My inclination is to believe that never finding love would be a game-changer for most of us. One we’d initially consider to be devastating but may eventually realize is the ultimate liberation. Without the fear of ending up alone, the opportunities open to you would become endless. You could live on every continent. You could scale the corporate ladder. You could go back to school and get that degree you’ve always felt interested in, without worrying about the financial burden your debt may place on somebody else. Love holds us back in an infinite amount of subtle ways that perhaps we do not even realize. And the guarantee of its absence may just be the ultimate sense of liberation.
Because if we didn’t have to search for the love of our lives, we would finally be free to realize that we are allowed to be the loves of our own. That we can spend our lives developing ourselves, challenging ourselves, pampering ourselves and building ourselves up to be bigger, more capable people than we ever once hoped to become. We could become everything we’ve been searching for. We could construct our soul mates in ourselves.
If there’s one thing we all need to stop doing, it’s waiting around for someone else to show up and change our lives. Just be the person you’ve been waiting for. Live your life as if you are the love of it. Because that’s the only thing you know for sure – that through every triumph, every failure, every fear and every gain that you will ever experience until the day you die, you are going to be present. You are going to be the person who shows up to accept your rewards. You are going to be the person who holds your own hand when you’re broken. You are going to be the person who gets yourself up off the floor every time you get knocked down and if those things are not love-of-your-life qualities, I don’t know what are.

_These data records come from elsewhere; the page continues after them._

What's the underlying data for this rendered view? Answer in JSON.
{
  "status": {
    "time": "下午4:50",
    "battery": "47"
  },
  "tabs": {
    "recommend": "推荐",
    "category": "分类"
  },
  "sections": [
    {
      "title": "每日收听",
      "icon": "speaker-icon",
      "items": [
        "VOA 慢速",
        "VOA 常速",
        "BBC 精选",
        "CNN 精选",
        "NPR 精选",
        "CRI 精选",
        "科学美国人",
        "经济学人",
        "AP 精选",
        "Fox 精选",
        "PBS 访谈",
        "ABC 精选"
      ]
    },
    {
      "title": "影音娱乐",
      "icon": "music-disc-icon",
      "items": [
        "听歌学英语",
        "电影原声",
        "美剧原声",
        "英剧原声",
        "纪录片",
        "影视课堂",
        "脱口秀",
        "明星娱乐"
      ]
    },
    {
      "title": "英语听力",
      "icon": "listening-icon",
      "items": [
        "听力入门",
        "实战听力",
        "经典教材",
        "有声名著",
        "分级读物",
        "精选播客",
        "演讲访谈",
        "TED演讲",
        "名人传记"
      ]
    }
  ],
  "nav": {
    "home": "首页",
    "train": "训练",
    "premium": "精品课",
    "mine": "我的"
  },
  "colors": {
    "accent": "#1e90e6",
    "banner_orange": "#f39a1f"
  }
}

We have to start appreciating all that we bring to our own lives. Because the ironic truth is, you are most attractive when you’re not worried about who you’re attracting. When you’re living your life confidently, freely and without restraint, you emit the kind of energy that it just isn’t possible to fake. The kind of energy that’s capable of transforming not just your own life, but the lives of people around you.
So stop looking for The One to spend the rest of your life with. Be The One.